> WORK REQUEST:
Look through the data below. Collect every line where the word "kind" occurs.

Data records for software interfaces
►
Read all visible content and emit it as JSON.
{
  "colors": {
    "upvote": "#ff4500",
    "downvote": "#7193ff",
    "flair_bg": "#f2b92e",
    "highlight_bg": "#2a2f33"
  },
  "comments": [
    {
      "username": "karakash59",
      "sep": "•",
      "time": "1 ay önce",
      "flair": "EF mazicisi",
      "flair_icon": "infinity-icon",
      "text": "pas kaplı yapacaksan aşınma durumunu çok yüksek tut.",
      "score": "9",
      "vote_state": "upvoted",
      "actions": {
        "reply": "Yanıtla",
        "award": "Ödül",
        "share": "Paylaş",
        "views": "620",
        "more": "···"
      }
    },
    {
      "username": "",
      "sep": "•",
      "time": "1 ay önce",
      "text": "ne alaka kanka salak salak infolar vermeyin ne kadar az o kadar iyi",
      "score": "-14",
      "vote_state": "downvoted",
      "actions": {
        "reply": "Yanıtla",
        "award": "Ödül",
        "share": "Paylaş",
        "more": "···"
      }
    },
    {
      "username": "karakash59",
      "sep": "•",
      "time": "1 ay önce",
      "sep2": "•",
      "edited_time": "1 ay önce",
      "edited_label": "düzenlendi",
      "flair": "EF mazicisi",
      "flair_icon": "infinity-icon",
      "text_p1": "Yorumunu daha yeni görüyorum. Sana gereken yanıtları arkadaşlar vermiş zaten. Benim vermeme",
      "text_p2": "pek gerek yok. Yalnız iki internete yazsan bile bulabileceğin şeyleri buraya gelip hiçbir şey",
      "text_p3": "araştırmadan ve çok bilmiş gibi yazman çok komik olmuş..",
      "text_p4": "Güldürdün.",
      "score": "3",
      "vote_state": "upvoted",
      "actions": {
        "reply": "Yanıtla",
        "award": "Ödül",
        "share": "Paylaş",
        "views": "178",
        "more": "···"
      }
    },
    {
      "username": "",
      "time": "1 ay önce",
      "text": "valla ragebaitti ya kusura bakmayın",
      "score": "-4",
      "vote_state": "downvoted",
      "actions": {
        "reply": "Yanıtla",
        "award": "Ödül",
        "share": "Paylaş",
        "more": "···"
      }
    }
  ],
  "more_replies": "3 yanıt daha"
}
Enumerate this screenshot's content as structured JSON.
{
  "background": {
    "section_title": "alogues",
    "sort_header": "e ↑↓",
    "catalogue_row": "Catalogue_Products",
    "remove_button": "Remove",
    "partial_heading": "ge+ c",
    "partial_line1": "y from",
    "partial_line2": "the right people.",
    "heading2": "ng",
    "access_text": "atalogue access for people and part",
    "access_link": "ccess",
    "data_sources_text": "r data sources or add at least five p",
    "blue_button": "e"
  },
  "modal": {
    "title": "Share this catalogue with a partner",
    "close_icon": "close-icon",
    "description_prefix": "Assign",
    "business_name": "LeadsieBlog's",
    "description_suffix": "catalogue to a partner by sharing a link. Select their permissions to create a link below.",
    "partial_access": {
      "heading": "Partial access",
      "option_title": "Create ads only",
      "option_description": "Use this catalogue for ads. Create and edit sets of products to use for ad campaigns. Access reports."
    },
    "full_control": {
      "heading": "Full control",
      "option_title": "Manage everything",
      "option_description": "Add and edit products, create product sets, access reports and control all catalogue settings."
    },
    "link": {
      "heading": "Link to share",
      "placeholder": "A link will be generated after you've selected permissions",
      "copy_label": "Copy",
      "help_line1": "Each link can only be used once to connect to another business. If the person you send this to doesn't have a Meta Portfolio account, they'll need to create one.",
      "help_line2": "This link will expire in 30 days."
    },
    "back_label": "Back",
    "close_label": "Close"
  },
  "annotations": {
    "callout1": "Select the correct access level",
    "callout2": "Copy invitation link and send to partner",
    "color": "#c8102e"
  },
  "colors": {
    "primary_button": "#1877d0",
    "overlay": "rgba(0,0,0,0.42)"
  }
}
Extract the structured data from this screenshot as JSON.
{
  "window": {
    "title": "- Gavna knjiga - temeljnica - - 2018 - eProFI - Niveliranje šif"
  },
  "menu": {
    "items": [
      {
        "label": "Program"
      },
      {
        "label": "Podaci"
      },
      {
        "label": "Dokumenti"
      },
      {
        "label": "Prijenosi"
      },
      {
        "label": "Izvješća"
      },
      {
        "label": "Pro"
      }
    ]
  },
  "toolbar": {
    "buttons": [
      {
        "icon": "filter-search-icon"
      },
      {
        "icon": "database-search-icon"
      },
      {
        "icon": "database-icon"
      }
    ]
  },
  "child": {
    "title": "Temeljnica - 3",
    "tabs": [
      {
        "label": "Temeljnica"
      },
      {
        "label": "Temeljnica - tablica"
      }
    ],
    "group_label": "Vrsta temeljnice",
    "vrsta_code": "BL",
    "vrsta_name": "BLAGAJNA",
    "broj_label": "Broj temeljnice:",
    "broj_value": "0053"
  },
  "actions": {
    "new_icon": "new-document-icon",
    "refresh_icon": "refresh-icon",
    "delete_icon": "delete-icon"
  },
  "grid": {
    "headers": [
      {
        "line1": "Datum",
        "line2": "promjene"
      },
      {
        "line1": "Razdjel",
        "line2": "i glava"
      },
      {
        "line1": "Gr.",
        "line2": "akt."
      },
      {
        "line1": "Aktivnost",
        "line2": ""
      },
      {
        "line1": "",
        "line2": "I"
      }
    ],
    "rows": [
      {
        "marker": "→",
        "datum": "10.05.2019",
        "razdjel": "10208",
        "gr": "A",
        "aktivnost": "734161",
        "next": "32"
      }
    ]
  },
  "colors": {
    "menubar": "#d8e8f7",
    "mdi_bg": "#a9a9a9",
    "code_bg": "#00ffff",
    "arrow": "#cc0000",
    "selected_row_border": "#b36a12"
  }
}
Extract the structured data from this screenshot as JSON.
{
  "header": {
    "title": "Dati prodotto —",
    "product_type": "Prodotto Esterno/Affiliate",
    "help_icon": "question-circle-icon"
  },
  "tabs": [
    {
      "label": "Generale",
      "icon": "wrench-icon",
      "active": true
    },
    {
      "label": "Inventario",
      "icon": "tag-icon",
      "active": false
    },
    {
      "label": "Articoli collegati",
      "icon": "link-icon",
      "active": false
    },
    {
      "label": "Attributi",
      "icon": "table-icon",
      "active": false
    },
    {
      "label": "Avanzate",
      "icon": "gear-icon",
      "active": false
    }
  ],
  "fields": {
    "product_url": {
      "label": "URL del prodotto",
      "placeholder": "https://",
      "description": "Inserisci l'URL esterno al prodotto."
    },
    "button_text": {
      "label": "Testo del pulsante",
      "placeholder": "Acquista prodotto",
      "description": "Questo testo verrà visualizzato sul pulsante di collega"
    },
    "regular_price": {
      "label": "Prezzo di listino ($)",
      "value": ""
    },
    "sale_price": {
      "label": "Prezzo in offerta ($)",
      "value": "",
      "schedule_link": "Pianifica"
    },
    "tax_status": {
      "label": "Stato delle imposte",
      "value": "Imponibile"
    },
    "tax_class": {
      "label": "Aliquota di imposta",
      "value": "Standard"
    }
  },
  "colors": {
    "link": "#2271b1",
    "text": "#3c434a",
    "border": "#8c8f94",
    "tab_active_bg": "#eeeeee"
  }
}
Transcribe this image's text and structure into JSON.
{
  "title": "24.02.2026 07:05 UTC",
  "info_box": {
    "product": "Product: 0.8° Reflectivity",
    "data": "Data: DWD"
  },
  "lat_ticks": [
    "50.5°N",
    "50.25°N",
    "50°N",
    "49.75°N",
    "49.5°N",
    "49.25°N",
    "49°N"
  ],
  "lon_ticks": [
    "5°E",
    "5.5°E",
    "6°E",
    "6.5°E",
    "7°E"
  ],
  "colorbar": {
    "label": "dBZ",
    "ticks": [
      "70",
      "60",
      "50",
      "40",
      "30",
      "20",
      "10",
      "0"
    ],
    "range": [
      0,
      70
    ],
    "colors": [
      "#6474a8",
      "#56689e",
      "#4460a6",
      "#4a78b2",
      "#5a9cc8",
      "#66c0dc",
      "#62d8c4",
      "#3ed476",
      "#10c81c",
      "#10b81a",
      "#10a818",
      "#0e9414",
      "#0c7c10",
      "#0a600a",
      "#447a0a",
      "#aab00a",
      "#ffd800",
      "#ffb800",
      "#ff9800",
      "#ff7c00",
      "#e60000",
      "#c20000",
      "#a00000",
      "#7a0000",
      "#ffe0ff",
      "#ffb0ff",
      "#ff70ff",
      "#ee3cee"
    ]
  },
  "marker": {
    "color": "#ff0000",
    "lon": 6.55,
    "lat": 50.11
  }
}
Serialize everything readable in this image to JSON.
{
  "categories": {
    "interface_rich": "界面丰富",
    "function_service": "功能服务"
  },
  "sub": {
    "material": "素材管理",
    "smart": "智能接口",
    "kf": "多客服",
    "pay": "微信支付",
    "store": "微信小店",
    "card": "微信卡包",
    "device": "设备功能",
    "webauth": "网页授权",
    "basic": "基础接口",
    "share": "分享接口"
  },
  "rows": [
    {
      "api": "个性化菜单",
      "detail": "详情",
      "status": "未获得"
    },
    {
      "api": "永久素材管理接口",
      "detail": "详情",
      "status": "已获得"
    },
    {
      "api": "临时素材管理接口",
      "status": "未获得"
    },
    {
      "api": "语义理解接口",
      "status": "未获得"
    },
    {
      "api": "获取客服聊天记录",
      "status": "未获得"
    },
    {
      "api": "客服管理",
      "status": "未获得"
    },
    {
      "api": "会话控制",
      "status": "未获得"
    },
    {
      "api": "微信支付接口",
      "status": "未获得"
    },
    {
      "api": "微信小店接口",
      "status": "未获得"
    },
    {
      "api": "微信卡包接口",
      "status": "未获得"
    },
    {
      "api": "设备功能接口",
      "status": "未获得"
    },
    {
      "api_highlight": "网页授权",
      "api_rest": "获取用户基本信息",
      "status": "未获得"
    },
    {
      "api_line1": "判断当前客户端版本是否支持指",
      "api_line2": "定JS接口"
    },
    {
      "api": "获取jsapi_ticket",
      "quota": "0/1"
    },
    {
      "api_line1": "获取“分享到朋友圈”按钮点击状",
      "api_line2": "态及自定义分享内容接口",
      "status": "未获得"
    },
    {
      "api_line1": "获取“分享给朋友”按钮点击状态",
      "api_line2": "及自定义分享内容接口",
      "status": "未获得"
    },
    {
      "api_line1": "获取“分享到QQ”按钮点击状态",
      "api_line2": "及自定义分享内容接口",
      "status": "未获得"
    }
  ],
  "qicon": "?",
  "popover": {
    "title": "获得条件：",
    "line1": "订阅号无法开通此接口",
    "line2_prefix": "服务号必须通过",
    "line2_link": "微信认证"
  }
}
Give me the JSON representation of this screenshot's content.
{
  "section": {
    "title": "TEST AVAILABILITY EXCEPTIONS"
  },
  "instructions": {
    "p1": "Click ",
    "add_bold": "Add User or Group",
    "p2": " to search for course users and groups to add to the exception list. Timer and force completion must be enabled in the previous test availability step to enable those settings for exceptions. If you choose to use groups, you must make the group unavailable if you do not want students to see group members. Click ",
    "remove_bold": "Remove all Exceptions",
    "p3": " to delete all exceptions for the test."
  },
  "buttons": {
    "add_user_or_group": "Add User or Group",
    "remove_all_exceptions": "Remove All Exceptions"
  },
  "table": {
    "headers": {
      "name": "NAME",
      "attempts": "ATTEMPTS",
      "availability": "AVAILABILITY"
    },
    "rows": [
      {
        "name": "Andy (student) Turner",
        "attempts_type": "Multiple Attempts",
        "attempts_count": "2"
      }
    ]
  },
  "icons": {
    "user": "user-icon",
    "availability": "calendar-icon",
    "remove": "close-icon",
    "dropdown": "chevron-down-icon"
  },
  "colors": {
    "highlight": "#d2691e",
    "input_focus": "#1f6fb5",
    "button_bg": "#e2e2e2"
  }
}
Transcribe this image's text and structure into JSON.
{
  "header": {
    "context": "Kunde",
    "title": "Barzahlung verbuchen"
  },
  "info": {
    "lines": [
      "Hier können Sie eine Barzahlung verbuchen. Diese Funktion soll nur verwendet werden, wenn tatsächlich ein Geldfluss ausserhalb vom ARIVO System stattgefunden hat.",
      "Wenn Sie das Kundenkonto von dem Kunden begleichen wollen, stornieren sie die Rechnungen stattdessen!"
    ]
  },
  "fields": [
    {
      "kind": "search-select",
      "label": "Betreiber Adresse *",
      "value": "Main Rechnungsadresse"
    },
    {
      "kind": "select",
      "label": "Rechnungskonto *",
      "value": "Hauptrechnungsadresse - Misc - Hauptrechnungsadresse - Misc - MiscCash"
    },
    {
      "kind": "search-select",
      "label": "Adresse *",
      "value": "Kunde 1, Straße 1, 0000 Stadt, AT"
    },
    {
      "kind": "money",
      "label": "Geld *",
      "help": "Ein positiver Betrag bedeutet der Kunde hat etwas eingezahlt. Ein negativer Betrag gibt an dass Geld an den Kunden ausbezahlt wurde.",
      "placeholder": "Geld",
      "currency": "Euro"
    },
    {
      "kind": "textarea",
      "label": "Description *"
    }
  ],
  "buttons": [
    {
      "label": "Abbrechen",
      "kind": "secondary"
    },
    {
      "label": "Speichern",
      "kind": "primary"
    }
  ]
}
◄
> ANSWER TO THE EXERCISE:
      "kind": "search-select",
      "kind": "select",
      "kind": "search-select",
      "kind": "money",
      "kind": "textarea",
      "kind": "secondary"
      "kind": "primary"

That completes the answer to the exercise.